One of the side trips I made last month was to National Park and Ruapehu. I can vaguely remember stopping at this railway station on a school trip more than 50 years ago:
The weather was quite frustrating. Just as the light came right, clouds rolled in from the west hiding the mountains from view. It did produce some impressive skies however, like this view of Mt Ngaruahoe:
A few minutes earlier there had been quite a lot more of Ngaruahoe visible, but the sky had not yet been lit up:
(you will find a high-resolution copy of this image in my galleries, here)
Closer to the village of National Park, there was a nice contrast in shapes between the water tank and the volcano.
At the time I wished I could raise the camera a couple of metres to get a better perspective. Afterwards I figured out how I could have done it: fitted the camera to my fully extended monopod and use the wireless remote. I’ll remember that.
I made a brief attempt at a view from another angle, from the ski field road on Mt Ruapehu, which did not quite come off due to the cloud and light:
The stream at the start of the road up Mt Ruapehu looks quite different in the summer:
Finally, driving from National Park to Kuratau one passes a site of interest on the shores of Lake Rotoaira. It is the remains of a Maori kainga (village) called Opotaka. It was at one time occupied by the Tu Wharetoa people and I’m sure it’s still of great significance to them.
Why have I included these pictures? During my lunch break earlier that day I was chatting to a Maori guy, a liaison officer with the Department of Conservation.
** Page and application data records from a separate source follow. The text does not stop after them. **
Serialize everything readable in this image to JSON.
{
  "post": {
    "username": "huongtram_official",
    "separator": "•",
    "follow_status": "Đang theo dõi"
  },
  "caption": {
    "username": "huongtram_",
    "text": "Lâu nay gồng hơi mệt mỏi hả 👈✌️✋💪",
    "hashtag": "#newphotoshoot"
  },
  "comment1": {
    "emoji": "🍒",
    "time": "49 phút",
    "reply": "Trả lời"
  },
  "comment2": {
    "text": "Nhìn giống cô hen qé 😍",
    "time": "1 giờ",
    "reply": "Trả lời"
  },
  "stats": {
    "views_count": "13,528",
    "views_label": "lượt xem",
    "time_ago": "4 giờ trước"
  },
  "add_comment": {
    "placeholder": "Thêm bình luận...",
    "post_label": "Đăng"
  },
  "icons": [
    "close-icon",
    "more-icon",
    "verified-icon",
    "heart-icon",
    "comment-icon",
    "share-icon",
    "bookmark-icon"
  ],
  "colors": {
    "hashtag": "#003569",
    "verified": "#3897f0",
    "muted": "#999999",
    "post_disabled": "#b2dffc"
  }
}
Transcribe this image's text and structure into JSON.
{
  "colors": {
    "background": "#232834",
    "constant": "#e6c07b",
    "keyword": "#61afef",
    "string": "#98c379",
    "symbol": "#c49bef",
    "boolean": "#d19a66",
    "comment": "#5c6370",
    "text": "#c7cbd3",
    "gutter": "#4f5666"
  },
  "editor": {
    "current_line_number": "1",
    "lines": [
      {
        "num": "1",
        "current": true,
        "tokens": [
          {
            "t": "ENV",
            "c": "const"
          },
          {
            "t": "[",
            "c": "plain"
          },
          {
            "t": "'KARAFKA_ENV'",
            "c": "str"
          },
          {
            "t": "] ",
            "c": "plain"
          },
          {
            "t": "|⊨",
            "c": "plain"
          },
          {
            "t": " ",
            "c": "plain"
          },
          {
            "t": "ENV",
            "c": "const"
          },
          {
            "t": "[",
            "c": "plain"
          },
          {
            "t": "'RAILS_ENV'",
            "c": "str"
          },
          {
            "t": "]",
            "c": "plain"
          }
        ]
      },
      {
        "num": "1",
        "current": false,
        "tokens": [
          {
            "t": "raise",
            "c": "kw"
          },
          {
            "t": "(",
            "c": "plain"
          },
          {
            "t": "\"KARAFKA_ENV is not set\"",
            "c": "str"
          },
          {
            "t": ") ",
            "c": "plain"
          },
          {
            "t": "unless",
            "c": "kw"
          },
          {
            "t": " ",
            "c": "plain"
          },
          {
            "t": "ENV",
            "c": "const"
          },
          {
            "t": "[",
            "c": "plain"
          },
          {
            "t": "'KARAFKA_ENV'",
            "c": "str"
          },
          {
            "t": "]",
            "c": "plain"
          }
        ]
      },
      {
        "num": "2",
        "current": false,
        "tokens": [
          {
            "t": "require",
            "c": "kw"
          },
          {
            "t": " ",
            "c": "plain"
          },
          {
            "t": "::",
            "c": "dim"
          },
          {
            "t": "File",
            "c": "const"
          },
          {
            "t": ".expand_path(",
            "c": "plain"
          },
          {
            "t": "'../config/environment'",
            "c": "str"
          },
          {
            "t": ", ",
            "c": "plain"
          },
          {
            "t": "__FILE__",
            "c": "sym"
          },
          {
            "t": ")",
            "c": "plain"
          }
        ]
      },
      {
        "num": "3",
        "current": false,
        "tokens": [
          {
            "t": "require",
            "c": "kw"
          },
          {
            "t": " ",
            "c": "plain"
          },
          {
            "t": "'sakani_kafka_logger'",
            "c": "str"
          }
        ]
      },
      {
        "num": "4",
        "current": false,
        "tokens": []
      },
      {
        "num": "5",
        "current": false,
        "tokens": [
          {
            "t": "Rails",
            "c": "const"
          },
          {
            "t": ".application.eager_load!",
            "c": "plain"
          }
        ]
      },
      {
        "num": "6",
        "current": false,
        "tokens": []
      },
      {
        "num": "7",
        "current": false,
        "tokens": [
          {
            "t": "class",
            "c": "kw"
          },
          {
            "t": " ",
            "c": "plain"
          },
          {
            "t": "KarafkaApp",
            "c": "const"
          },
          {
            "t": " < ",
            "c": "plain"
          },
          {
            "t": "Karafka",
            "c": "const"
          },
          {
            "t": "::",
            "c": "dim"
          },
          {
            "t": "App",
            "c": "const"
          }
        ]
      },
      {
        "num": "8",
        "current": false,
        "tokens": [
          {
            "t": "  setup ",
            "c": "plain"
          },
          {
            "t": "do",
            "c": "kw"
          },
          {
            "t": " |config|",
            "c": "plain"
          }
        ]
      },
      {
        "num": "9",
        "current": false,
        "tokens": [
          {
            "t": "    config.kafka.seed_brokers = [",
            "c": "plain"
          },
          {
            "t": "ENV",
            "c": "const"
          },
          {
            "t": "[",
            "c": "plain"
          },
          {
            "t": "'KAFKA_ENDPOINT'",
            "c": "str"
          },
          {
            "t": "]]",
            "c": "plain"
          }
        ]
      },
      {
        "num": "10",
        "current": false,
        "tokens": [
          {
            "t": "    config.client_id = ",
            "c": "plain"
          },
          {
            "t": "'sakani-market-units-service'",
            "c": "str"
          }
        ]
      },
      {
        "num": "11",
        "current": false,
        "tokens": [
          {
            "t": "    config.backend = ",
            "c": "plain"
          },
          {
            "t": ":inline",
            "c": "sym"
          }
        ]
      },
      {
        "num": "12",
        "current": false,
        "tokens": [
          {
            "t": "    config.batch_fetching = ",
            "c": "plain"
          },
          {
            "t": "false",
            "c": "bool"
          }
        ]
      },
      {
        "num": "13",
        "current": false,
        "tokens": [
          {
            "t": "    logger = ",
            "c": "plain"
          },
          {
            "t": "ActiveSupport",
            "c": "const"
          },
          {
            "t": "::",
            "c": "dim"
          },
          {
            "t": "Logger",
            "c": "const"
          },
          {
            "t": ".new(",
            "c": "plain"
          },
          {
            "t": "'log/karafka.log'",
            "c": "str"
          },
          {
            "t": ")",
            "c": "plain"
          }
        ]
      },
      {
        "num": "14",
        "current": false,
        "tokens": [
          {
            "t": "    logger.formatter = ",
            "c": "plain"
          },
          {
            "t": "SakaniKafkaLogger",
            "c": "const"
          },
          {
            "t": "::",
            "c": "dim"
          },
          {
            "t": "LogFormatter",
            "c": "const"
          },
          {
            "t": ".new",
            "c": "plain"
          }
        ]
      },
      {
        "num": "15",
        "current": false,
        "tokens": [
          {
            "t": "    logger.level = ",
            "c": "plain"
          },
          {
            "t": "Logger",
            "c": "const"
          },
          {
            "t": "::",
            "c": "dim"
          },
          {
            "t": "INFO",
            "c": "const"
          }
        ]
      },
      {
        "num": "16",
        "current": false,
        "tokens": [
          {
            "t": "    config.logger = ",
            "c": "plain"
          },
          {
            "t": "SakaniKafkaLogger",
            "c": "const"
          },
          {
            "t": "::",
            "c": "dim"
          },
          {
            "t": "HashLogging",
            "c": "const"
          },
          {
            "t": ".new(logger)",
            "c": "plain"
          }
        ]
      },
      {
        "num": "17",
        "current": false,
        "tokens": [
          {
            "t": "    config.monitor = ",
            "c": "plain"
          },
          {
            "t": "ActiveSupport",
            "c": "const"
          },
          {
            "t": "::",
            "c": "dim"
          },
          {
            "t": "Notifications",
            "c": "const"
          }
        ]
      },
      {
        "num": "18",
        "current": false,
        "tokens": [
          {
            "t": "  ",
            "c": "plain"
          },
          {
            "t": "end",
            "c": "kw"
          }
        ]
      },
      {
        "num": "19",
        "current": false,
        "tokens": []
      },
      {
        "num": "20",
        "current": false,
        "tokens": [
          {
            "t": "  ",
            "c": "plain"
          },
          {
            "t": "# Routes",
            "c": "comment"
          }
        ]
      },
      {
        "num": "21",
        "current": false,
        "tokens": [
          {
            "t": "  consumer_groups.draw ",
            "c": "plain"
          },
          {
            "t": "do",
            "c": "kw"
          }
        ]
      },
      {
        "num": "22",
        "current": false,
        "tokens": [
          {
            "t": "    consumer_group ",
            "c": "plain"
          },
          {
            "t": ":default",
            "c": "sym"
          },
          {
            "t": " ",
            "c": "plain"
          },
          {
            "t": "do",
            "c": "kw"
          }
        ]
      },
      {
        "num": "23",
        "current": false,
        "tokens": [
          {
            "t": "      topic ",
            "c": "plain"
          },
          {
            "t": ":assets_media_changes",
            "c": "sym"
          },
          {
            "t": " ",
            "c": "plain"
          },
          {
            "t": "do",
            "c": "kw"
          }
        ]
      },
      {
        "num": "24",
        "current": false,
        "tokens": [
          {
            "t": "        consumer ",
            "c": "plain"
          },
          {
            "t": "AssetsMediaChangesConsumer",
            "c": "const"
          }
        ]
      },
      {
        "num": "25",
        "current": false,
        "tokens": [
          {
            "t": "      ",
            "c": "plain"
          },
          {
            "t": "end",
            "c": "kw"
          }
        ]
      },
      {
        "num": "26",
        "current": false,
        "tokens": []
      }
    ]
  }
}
He mentioned that on the northern shores of Lake Rotoaira there was a spot worth visiting: the site of the famous food pit in which the Ngati Toa chief Te Rauparaha is said to have hid while fleeing his enemies, hidden in a kumara pit under the skirts of the wife of a friendly local chief. After he finally escaped, he performed the haka “Ka mate, ka mate” which has now been adopted by almost all New Zealanders (it’s the ritual our All Blacks perform before their matches).
I’m not sure whether this is the right spot or not. It might be (or it might be the nearby island, Motuopuhi). As usual, the story about Te Rauparaha and the origins of the haka gets much more complicated when you start digging into it. Even though the Waitangi Tribunal last year confirmed Ngati Toa as owners of the copyright, its origins appear to go back much further. There is a very interesting paper by John Archer discussing its origins, other hakas and chants, the various translations over the years, and the tribunal decision. You will find that here.